Top 5 Tuesday

I am sorry guys, this Top Five cannot be done without some spoilers.  Because today, today my friends, we are going to be looking at the top 5 books that made me cry like a baby. Read at your own caution!!

1. The Fault in Our Stars

Man, oh man.  I used to be an extremely callous person.  I can admit this, because I am now the exact opposite.  Almost three years ago now, I was diagnosed with cancer.  Not a terminal cancer mind you, but I still had to go through chemotherapy, and radiation, and be poked and proded and tested etc.  Again, while it wasn’t terminal cancer, and I am two years in remission now, coming that close to death is a life altering experience.  You tend to have a different outlook, takes things less for granted, love your friends and family harder and stronger.  The point of this diatribe is that for some reason, during the most emotional stage in my life, I decided it would be a GREAT idea to read The Fault in Our Stars.
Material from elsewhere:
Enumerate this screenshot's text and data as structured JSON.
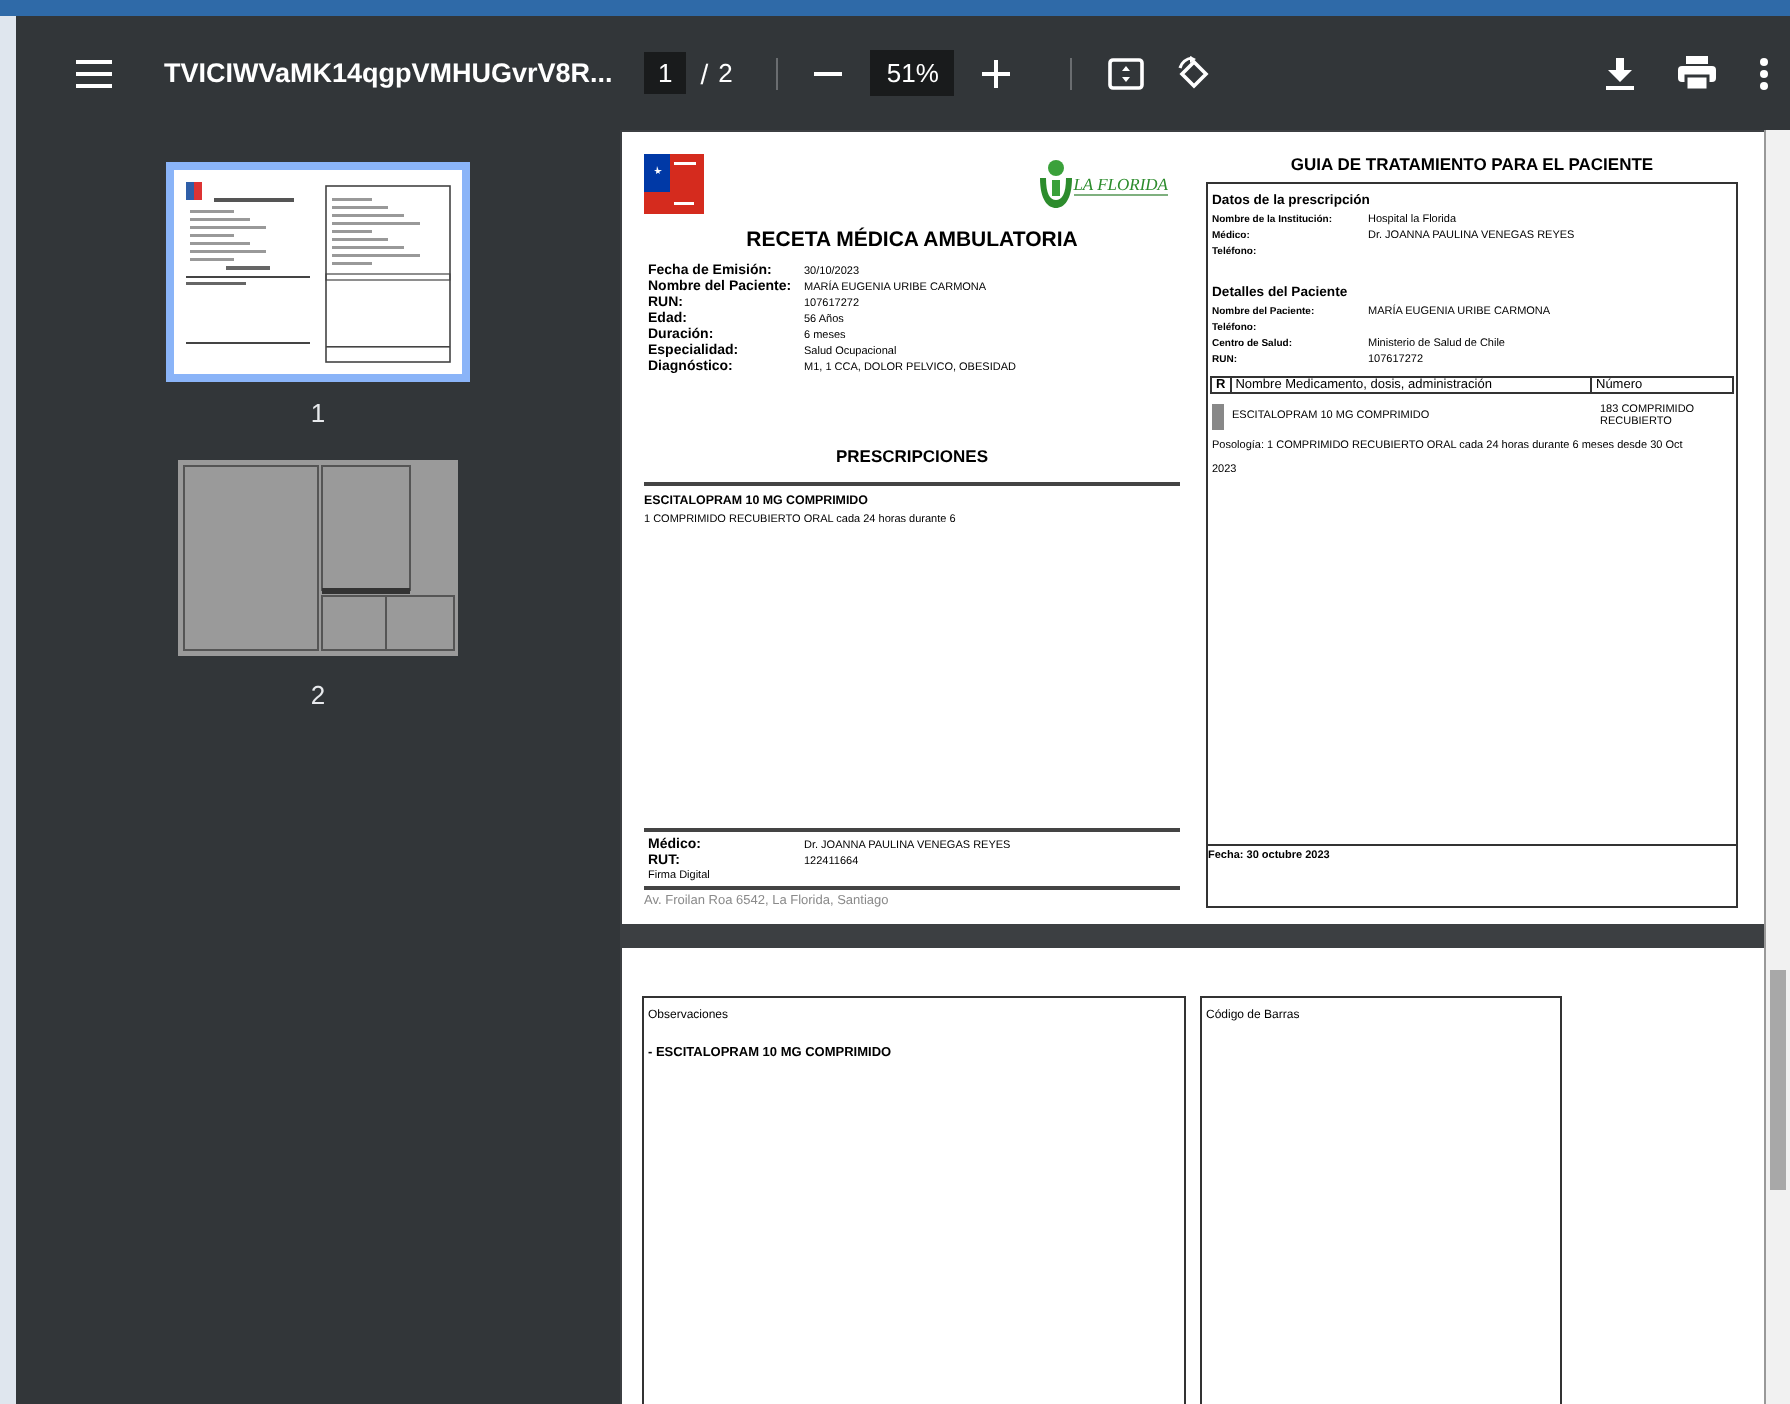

Why couldn’t someone have saved me from myself here?  This book was wonderful, but utterly heartbreaking.  I finished it in one sitting, curled into a ball and cried myself to sleep.  Ugly, splotchy, red faced sobbed.

*minor spoiler alert* death is sad. But teenage death is even more sad.  And I cannot imagine knowing that I was going to die and living my life to the fullest with that knowledge.  That is what broke me.


2. The Book Thief img_1912

This book absolutely blew me away.  I know there is a lot of hype surrounding how wonderful this book is, and in my personal opinion, it is not misplaced hype.  This book was…. Life changing.  I cried in the middle, I cried at the end.  I cried both happy and sad tears.  I am sure I stained the pages with my crying.  As much as I cried in this book, I wish I could wipe away all recollection of reading it, so I could experience it again for the first time.


3. City of Thieves

img_2255While City of Thieves takes place during WWII, it focuses on the Russian side of things, and more specifically, two Russian boys.  Boys forced to be criminals, then forced to be friends trying to save their own lives.  There were two instances where I cried in this book, and while I don’t want to spoil any events for those that haven’t read this wonderful novel, lets just say both times I cried involved death, and one of those deaths was an animal.  I have a real soft spot for animals, and clearly for WWII novels as well.  But despite the tears, this book is fantastic and I highly recommend it.  Just don’t read it in public, on a plane, like I did.


4. All the Bright Places

This book utterly destroyed me. And in an effort to not spoil this book, I am going to attempt some vague references.  I didn’t cry after the disappearance.  I didn’t cry when it was discovered there was no saving a certain character.  I cried after I finished the novel and put it back on my shelf; that was when the full weight of what I just read slammed into me. It wasn’t necessarily the death that ruined me.  Yes, that was extremely sad, as most deaths are, but it was the effects of the death that hit me so hard.  How heartbreaking that there are so many teenagers out there that truly believes life will never get better, that there is no hope, no help.  That was the most gut-wrenching part of this book.  The truth and the weight it carried.img_3381

This book is beautifully poignant and depressing.  I believe it served its purpose in opening up the eyes of the general public to teenage depression for one thing.


5. A Thousand Splendid Suns

When I finished this book, I felt ashamed that it had taken me so long to pick up.  This book was fascinating and horrifying to read gripping me to the last page.  It is not a thriller by any means, but I knew that just because the characters were fictional and these people did not exist in the way that Khaled Hosseini painted them, these people were real.  This story in Afghanistan is not a make believe one.  The abuse, the fear, the rockets that plague every day lives, THAT was not fictional: just names and dates perhaps.

The ending to this book was almost Shakespearian: tragic but appropriate.  I definitely cried myself to sleep that night, and would still recommend this book to any that haven’t read it yet.  It is fantastically moving.

Leave a Reply

Fill in your details below or click an icon to log in: Logo

You are commenting using your account. Log Out /  Change )

Google photo

You are commenting using your Google account. Log Out /  Change )

Twitter picture

You are commenting using your Twitter account. Log Out /  Change )

Facebook photo

You are commenting using your Facebook account. Log Out /  Change )

Connecting to %s